EVERY one of his students is able to hit a 6” plate at 15 yards. Even old/shaky students were DRILLING targets consistently. Man, Larry and Stacey will TEACH you how to shoot! Their bridges from slow/precision fire really helped me. His precision drills like skip-loading are amazing! I’ve talked to several instructors and they have never even heard of skip loading.
I would be very comfortable, confident and pleased to refer my wife, mother/father, daughters/sons to www.marksmanshipmatters.com.
I KNOW they would be safe and get EXCELLENT/QUALITY instruction. I’m still astonished at the cost/benefit ratio of Larry’s courses!!!
Thanks Larry!!! May God Bless you on your mission to train good citizens to defend themselves and their loved ones from attack!

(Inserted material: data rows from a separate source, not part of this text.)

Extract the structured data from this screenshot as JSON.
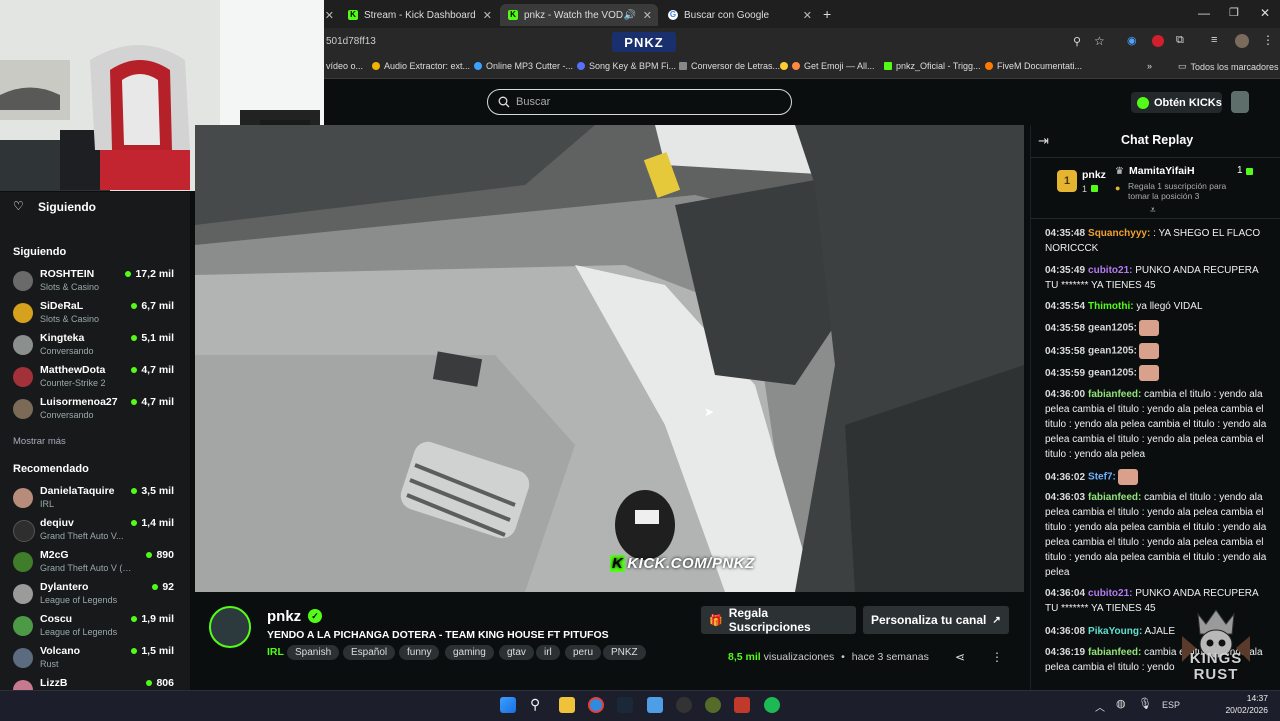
{
  "browser": {
    "tabs": [
      {
        "title": "Stream - Kick Dashboard",
        "favicon": "kick-icon"
      },
      {
        "title": "pnkz - Watch the VOD on K",
        "favicon": "kick-icon",
        "active": true
      },
      {
        "title": "Buscar con Google",
        "favicon": "google-icon"
      }
    ],
    "url_fragment": "501d78ff13",
    "site_logo": "PNKZ",
    "bookmarks": [
      "vídeo o...",
      "Audio Extractor: ext...",
      "Online MP3 Cutter -...",
      "Song Key & BPM Fi...",
      "Conversor de Letras...",
      "Get Emoji — All...",
      "pnkz_Oficial - Trigg...",
      "FiveM Documentati..."
    ],
    "all_bookmarks": "Todos los marcadores"
  },
  "topnav": {
    "search_placeholder": "Buscar",
    "kicks_label": "Obtén KICKs"
  },
  "sidebar": {
    "following_title": "Siguiendo",
    "following_section": "Siguiendo",
    "following": [
      {
        "name": "ROSHTEIN",
        "game": "Slots & Casino",
        "viewers": "17,2 mil",
        "color": "#6a6a6a"
      },
      {
        "name": "SiDeRaL",
        "game": "Slots & Casino",
        "viewers": "6,7 mil",
        "color": "#d6a21e"
      },
      {
        "name": "Kingteka",
        "game": "Conversando",
        "viewers": "5,1 mil",
        "color": "#8b8f8e"
      },
      {
        "name": "MatthewDota",
        "game": "Counter-Strike 2",
        "viewers": "4,7 mil",
        "color": "#a3313a"
      },
      {
        "name": "Luisormenoa27",
        "game": "Conversando",
        "viewers": "4,7 mil",
        "color": "#7b6a55"
      }
    ],
    "show_more": "Mostrar más",
    "recommended_section": "Recomendado",
    "recommended": [
      {
        "name": "DanielaTaquire",
        "game": "IRL",
        "viewers": "3,5 mil",
        "color": "#b78c7a"
      },
      {
        "name": "deqiuv",
        "game": "Grand Theft Auto V...",
        "viewers": "1,4 mil",
        "color": "#2e2e2e"
      },
      {
        "name": "M2cG",
        "game": "Grand Theft Auto V (G...",
        "viewers": "890",
        "color": "#3f7d2a"
      },
      {
        "name": "Dylantero",
        "game": "League of Legends",
        "viewers": "92",
        "color": "#9b9b9b"
      },
      {
        "name": "Coscu",
        "game": "League of Legends",
        "viewers": "1,9 mil",
        "color": "#4c9a45"
      },
      {
        "name": "Volcano",
        "game": "Rust",
        "viewers": "1,5 mil",
        "color": "#5b6c80"
      },
      {
        "name": "LizzB",
        "game": "",
        "viewers": "806",
        "color": "#c77a8f"
      }
    ]
  },
  "video": {
    "overlay_text": "KICK.COM/PNKZ"
  },
  "stream_info": {
    "channel": "pnkz",
    "title": "YENDO A LA PICHANGA DOTERA - TEAM KING HOUSE FT PITUFOS",
    "category": "IRL",
    "tags": [
      "Spanish",
      "Español",
      "funny",
      "gaming",
      "gtav",
      "irl",
      "peru",
      "PNKZ"
    ],
    "gift_button": "Regala Suscripciones",
    "customize_button": "Personaliza tu canal",
    "views": "8,5 mil",
    "views_label": "visualizaciones",
    "separator": "•",
    "ago": "hace 3 semanas"
  },
  "chat": {
    "title": "Chat Replay",
    "leaderboard": {
      "rank": "1",
      "user": "pnkz",
      "count": "1",
      "gifter": "MamitaYifaiH",
      "gifter_count": "1",
      "hint": "Regala 1 suscripción para tomar la posición 3"
    },
    "messages": [
      {
        "time": "04:35:48",
        "user": "Squanchyyy:",
        "color": "#f0a030",
        "text": ": YA SHEGO EL FLACO NORICCCK"
      },
      {
        "time": "04:35:49",
        "user": "cubito21:",
        "color": "#b27bf0",
        "text": "PUNKO ANDA RECUPERA TU ******* YA TIENES 45"
      },
      {
        "time": "04:35:54",
        "user": "Thimothi:",
        "color": "#53fc18",
        "text": "ya llegó VIDAL"
      },
      {
        "time": "04:35:58",
        "user": "gean1205:",
        "color": "#d7d7d7",
        "text": "",
        "emote": true
      },
      {
        "time": "04:35:58",
        "user": "gean1205:",
        "color": "#d7d7d7",
        "text": "",
        "emote": true
      },
      {
        "time": "04:35:59",
        "user": "gean1205:",
        "color": "#d7d7d7",
        "text": "",
        "emote": true
      },
      {
        "time": "04:36:00",
        "user": "fabianfeed:",
        "color": "#93e37a",
        "text": "cambia el titulo : yendo ala pelea cambia el titulo : yendo ala pelea cambia el titulo : yendo ala pelea cambia el titulo : yendo ala pelea cambia el titulo : yendo ala pelea cambia el titulo : yendo ala pelea"
      },
      {
        "time": "04:36:02",
        "user": "Stef7:",
        "color": "#6fb2ff",
        "text": "",
        "emote": true
      },
      {
        "time": "04:36:03",
        "user": "fabianfeed:",
        "color": "#93e37a",
        "text": "cambia el titulo : yendo ala pelea cambia el titulo : yendo ala pelea cambia el titulo : yendo ala pelea cambia el titulo : yendo ala pelea cambia el titulo : yendo ala pelea cambia el titulo : yendo ala pelea cambia el titulo : yendo ala pelea"
      },
      {
        "time": "04:36:04",
        "user": "cubito21:",
        "color": "#b27bf0",
        "text": "PUNKO ANDA RECUPERA TU ******* YA TIENES 45"
      },
      {
        "time": "04:36:08",
        "user": "PikaYoung:",
        "color": "#5ee0d0",
        "text": "AJALE"
      },
      {
        "time": "04:36:19",
        "user": "fabianfeed:",
        "color": "#93e37a",
        "text": "cambia el titulo : yendo ala pelea cambia el titulo : yendo"
      }
    ]
  },
  "overlay_logo": {
    "line1": "KINGS",
    "line2": "RUST"
  },
  "taskbar": {
    "lang": "ESP",
    "time": "14:37",
    "date": "20/02/2026"
  },
  "colors": {
    "kick_green": "#53fc18",
    "bg": "#0b0e0f",
    "sidebar": "#18191b"
  }
}
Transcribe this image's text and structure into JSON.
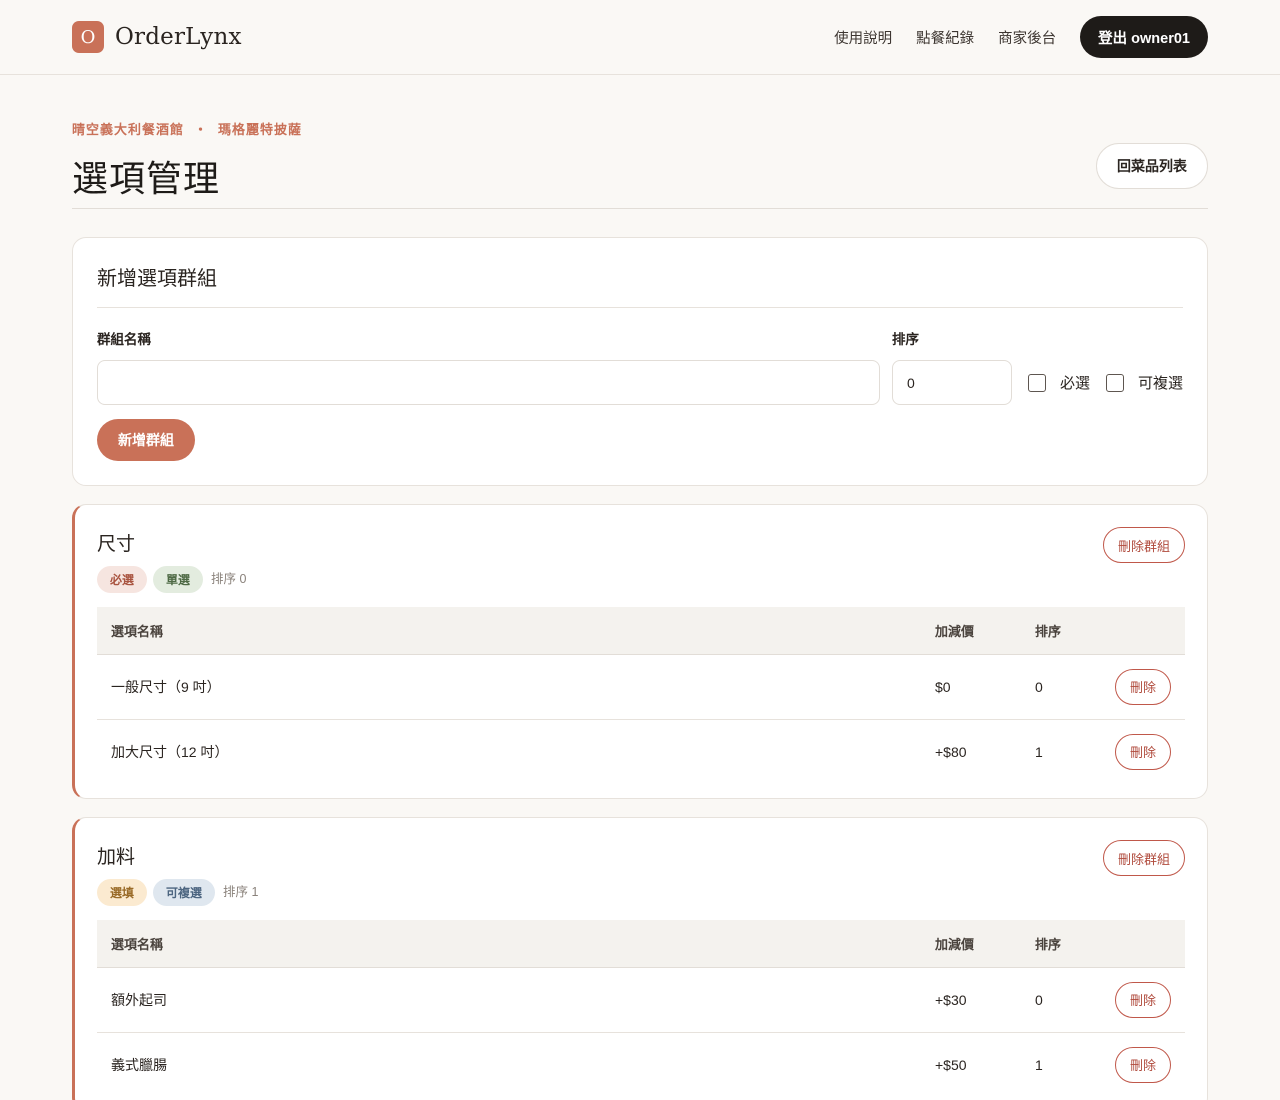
{
  "app": {
    "logo_letter": "O",
    "name": "OrderLynx"
  },
  "nav": {
    "links": [
      "使用說明",
      "點餐紀錄",
      "商家後台"
    ],
    "logout_label": "登出 owner01"
  },
  "breadcrumb": {
    "restaurant": "晴空義大利餐酒館",
    "separator": "・",
    "item": "瑪格麗特披薩"
  },
  "page_title": "選項管理",
  "back_button": "回菜品列表",
  "new_group": {
    "title": "新增選項群組",
    "name_label": "群組名稱",
    "name_value": "",
    "sort_label": "排序",
    "sort_value": "0",
    "required_label": "必選",
    "multi_label": "可複選",
    "submit_label": "新增群組"
  },
  "table_headers": {
    "name": "選項名稱",
    "price": "加減價",
    "sort": "排序"
  },
  "delete_label": "刪除",
  "delete_group_label": "刪除群組",
  "groups": [
    {
      "name": "尺寸",
      "tag1": "必選",
      "tag2": "單選",
      "sort_text": "排序 0",
      "options": [
        {
          "name": "一般尺寸（9 吋）",
          "price": "$0",
          "sort": "0"
        },
        {
          "name": "加大尺寸（12 吋）",
          "price": "+$80",
          "sort": "1"
        }
      ]
    },
    {
      "name": "加料",
      "tag1": "選填",
      "tag2": "可複選",
      "sort_text": "排序 1",
      "options": [
        {
          "name": "額外起司",
          "price": "+$30",
          "sort": "0"
        },
        {
          "name": "義式臘腸",
          "price": "+$50",
          "sort": "1"
        }
      ]
    }
  ],
  "colors": {
    "accent": "#c97158",
    "dark": "#1e1b18",
    "danger": "#b04a3c"
  }
}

<paste comments and insight from Ty>
In addition to being a part (not just an observer) of the development of the modern pistol technique, the fact that Larry has been in shootouts (he’s taken the big shot successfully), investigated so many shootouts and taught shooting skills to so many (with demonstrable positive results) makes him really rare. Any bravado he has is based on real experience – not just in the military but on American streets. That is special and if not absolutely unique then very, very close to it. It makes him a “source of truth” on what works.
Other schools can’t use the same techniques and don’t get the same results because they don’t have the same quality of instructors. Maybe they could if Larry was running the school but he’s not. Stacy would easily be one of the top – if not the top – instructor at Front Sight or any other school open to civilians. It’s a much different instructional mindset than I’ve experienced in the firearms sphere.
We examined the targets after every exercise. The ability to actually read the targets (not just guess) and then to diagnose and correct errors was invaluable. Even more so, that emphasis on accuracy (along with Larry’s stories) has given me, I think, a great deal of confidence and a much clearer idea of what will actually be required should my gun ever have to make an appearance some place other than the range.
Finally, and perhaps most importantly, I feel like I have a way – a set of training techniques and philosophies – to escape the plateau I’d reached with Front Sight. I have become a true believer in skip loading and really like the bank account analogy as it relates to dry practiceand and skip loading vs. live fire. It’s good stuff.